I’ve been considering a Galapagos cruise as a future vacation option, because what I know about the place really fascinates me. However, I always like to do some research and I figured someone on these boards probably has some experience/opinions to offer.
Here are my main questions:
Is it getting really touristy? I know I’m a potential tourist myself, but are the islands overrun with gawkers?
I suspect it’s a lot of walking, but do you have to be in extra-good physical shape?
Celebrity Cruises or smaller tour operator?
How does a Galapagos cruise compare with the typical “funship” type?
Sorry for the late reply, but your thread quickly got buried. My wife and I went a couple years ago (plus I’m from Ecuador myself) so I’ll try to answer briefly–feel free to provide whatever follow-ups you want.
Kind of a weird question–the only people on the Galapagos are tourists or those in the service industry, really. Still, given that there aren’t many places to stay on the islands (most tourists lodge on boats), the islands are kept very pristine. We visited 10 islands or so, and we never saw another tourist group on the islands themselves (except for the slightly populated Santa Cruz, of course, where the Charles Darwin Center is located). For every hiking or diving excursion, it always felt like we were the only ones there (though ocassionally there would be other ships anchored nearby). The islands have about 60,000 visitors annually.
No, though it doesn’t hurt. The hikes are usually long (a couple hours) but not overly rigorous–and some tours will give you a few options in case you’re not up for the more strenuous stuff. This also goes for options if you don’t have much experience diving.
We heard lots of feedback that the larger the ship, the worse the experience (maybe not in terms of comfort, but in terms of seeing and learning as much as possible from the islands). We used Metropolitan Touring and found the service and amenities exceptional. A great experience.
I’d say the food is comparable, if not better. Our boat always had excellent food.

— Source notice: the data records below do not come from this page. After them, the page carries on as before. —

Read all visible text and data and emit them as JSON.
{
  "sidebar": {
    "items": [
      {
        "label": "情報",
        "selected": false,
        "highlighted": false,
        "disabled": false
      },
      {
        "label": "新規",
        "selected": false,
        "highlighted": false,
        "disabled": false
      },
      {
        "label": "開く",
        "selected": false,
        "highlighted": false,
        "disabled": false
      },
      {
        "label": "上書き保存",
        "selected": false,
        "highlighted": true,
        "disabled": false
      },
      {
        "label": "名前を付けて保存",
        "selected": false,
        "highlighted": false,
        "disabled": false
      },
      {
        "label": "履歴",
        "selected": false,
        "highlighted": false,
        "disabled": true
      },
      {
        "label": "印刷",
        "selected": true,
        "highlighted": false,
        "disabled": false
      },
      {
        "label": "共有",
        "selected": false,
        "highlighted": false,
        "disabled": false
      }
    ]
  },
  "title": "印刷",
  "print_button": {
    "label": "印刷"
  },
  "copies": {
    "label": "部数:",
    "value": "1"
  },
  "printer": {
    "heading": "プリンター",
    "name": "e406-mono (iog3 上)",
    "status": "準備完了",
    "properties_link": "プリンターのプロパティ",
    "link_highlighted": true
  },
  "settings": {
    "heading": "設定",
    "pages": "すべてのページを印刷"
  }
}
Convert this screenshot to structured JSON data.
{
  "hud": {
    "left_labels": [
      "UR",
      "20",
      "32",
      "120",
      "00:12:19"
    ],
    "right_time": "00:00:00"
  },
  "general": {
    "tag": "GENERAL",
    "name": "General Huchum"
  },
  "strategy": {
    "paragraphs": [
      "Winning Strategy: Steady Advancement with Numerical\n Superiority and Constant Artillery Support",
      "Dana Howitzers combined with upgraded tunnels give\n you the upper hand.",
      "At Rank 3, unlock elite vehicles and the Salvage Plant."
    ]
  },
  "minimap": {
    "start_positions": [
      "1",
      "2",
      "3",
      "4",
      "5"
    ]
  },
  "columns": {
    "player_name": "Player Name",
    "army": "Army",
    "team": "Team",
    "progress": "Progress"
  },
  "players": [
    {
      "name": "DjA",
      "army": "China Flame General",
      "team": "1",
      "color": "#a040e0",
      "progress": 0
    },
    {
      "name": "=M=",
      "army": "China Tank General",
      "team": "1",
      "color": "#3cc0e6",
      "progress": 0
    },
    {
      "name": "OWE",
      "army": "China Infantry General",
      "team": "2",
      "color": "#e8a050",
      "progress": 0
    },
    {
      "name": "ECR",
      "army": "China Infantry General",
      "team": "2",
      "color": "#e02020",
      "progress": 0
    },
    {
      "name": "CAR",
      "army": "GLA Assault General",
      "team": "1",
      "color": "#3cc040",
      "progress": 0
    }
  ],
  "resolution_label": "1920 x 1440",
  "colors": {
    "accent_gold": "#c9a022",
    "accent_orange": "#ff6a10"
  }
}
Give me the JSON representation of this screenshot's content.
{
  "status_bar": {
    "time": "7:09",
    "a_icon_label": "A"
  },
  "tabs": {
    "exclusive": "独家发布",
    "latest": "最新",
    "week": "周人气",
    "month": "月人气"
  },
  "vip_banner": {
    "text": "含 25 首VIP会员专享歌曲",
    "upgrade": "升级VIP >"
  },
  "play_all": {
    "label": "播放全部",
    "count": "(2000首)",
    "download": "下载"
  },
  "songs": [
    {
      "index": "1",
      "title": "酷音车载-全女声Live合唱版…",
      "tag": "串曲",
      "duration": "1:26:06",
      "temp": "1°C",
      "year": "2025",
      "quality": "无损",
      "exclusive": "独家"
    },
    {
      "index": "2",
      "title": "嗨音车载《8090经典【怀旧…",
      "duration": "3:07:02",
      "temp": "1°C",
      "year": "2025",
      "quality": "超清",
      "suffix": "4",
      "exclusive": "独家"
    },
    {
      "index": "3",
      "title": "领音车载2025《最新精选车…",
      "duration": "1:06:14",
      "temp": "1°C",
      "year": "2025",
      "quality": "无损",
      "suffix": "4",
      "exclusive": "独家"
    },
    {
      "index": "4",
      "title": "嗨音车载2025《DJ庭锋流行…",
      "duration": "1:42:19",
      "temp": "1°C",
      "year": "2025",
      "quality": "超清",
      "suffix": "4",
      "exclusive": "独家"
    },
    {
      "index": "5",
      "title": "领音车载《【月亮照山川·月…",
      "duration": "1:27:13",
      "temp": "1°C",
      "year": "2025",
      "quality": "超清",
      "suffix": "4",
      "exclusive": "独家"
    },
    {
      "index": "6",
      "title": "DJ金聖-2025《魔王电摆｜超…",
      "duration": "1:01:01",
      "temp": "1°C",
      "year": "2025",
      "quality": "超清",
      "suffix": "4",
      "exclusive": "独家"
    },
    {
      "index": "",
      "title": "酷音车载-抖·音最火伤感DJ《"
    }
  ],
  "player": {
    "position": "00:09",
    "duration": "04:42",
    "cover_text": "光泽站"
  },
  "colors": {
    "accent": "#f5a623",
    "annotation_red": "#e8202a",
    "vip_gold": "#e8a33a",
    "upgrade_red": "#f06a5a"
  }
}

There are, however, almost no activities on board, short of a nightly slide show orienting you to the next day’s island and its particular flora/fauna. That’s OK, though, because by the end of the day, you’d usually be exhausted anyway. Our boat had a small jacuzzi, a bar, library, and decks to relax on. A typical day was Breakfast–Morning Excursion–Lunch–Afternoon Excursion–Dinner. Don’t underestimate how pooped you’d be at the end of the day, so there was very little “nightlife”, and there was never a day where you were just sailing (all that’s done at night, so you arrive at your next island by morning). You have the option of skipping an excursion and staying on the boat instead, but nobody ever did–partially because every island was one where the only existing X or Y could be found, and because the diversity of the islands was so rich that it never got boring or repetitive.
Hope that helps, for starters. Feel free to add any additional questions if you’re still considering this vacation.